Now make of this, what you will. In a year when the Food Security Bill is to be passed, food subsidies are actually going to be constant. So obviously, you should not be surprised when fertiliser subsidy actually drops 9.1 per cent, or 'Other Subsidies', which grew 58.2 per cent, actually drop a whopping 49.9 per cent. And either some very big policy change is round the corner in petroleum, or this is plain obfuscation, because the bulk of expenditure drop comes from this assumption. If you are going to acquire 65 million tones of food grains during the year, it will raise the food subsidy bill by at least Rs 20,000 crore; that alone will put you back at last years' level. And if the oil gods are not kind to India (and I see no reason for them to be otherwise), I don't see why the fiscal deficit will not come in higher.

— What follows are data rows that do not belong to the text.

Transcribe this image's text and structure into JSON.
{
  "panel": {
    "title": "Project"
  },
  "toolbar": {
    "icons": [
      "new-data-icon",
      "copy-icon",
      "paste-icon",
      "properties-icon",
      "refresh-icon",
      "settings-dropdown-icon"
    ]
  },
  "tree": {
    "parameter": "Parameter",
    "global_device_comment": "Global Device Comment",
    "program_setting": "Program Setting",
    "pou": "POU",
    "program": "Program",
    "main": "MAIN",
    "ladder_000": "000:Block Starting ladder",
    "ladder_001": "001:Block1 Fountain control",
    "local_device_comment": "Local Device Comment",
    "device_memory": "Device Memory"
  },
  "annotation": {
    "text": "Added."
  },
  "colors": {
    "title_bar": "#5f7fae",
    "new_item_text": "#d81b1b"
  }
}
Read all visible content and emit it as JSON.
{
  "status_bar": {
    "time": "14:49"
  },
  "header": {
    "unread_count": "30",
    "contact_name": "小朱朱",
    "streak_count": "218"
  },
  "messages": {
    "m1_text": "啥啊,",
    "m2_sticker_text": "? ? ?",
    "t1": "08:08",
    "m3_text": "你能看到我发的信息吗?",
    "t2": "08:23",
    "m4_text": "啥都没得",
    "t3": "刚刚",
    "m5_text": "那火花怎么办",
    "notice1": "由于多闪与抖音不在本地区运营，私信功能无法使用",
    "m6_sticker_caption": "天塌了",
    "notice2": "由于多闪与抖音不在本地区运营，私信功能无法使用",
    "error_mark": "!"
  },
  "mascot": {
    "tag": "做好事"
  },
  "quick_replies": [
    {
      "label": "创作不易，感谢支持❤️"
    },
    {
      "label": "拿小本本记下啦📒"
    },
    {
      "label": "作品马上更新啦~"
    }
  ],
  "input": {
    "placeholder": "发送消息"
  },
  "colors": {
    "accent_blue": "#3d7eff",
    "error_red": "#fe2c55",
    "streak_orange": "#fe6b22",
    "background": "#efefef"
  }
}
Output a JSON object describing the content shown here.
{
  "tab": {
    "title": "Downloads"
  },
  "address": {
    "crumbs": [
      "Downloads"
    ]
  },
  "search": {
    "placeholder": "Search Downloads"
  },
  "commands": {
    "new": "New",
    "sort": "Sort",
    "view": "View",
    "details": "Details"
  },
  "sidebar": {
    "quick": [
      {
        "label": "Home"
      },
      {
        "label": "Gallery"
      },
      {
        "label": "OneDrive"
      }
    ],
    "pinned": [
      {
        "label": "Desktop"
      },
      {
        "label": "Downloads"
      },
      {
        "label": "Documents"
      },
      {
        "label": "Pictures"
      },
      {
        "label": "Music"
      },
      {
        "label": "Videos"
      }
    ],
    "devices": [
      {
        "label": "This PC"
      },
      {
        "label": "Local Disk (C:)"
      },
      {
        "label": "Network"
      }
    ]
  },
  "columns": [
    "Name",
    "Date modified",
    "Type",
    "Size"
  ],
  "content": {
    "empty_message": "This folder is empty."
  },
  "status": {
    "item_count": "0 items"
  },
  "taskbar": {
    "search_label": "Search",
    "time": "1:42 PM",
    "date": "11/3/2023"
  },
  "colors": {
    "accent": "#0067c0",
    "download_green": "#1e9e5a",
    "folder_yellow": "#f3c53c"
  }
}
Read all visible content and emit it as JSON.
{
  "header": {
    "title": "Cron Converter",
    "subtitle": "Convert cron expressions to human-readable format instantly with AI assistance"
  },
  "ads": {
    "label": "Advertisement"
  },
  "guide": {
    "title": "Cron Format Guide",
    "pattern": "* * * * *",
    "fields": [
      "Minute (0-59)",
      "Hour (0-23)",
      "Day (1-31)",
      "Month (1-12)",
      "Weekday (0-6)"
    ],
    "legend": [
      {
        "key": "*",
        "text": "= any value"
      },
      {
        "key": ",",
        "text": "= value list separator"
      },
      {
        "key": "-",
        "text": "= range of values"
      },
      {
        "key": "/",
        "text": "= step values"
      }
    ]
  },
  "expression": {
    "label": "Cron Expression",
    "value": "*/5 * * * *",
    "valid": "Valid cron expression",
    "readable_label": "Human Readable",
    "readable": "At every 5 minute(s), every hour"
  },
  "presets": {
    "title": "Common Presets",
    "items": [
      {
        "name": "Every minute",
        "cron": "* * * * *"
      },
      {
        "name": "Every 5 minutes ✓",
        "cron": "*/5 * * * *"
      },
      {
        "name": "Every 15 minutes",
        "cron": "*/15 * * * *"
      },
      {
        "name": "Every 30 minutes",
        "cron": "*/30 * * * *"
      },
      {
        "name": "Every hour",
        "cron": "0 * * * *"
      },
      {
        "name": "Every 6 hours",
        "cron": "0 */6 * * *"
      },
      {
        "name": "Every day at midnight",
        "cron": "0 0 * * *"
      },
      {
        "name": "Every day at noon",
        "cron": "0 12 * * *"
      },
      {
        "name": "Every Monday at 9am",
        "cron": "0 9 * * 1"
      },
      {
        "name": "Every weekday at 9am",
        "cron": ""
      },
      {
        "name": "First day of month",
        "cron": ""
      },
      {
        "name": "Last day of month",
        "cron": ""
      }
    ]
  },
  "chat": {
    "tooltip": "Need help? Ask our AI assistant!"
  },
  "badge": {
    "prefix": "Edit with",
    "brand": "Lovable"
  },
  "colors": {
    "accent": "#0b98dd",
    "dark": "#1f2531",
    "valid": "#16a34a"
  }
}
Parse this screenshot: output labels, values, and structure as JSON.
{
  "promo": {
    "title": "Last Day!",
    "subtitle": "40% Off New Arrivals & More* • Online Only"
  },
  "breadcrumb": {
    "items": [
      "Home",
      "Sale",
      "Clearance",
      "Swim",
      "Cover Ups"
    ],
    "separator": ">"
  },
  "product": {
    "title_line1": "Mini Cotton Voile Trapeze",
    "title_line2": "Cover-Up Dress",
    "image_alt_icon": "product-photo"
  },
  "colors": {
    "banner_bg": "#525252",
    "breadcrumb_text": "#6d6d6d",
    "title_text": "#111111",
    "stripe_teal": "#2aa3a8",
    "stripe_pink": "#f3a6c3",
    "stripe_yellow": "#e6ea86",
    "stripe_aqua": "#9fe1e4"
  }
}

Which makes inflation targeting, the main theme of the budget, the first casualty. By no stretch of the imagination is this a path-breaking budget that even sets a direction towards reforms, unless you believe the stuff about petroleum subsidies. If the subsidy is actually withdrawn, oil prices at the pump will rise dramatically, and that itself will affect inflation. How can you then assume such low inflation?
So what do you make of the other long-term promises, like Manufacturing to go to 25 per cent of GDP? It seems like just a wish statement, with little substance or strategy embedded in the budget.
I had much hope that something would be done for investment in agriculture, other than sops. In particular, the nexus between clean energy, water management and agriculture would be recognised and we would get some hint of a big bang reform in that area, either a skeletal framework for the entry of corporates, or some new regulations to liberalise long-term land leases. There are some unimaginative sops to Clean Energy, LED lighting and solar, but no clear strategy emerges in this critical area.
Quite simply, a budget going nowhere, unless the government has some positive surprises in store for us later in the year. This Prime Minister has done it before, and I can't seem to give up hoping. In particular, if the expenditure control is contained because of fundamental and structural reforms in an election year, we might just see a counter-intuitive movement of opinion from a scam-tainted government to a governance-focused, reform-oriented party and government. People want to believe. Mr. Singh has done it before and can do it again. Whether he will or not, only two people in this country know.
This column appeared in March 2011 issue of Wealth Insight.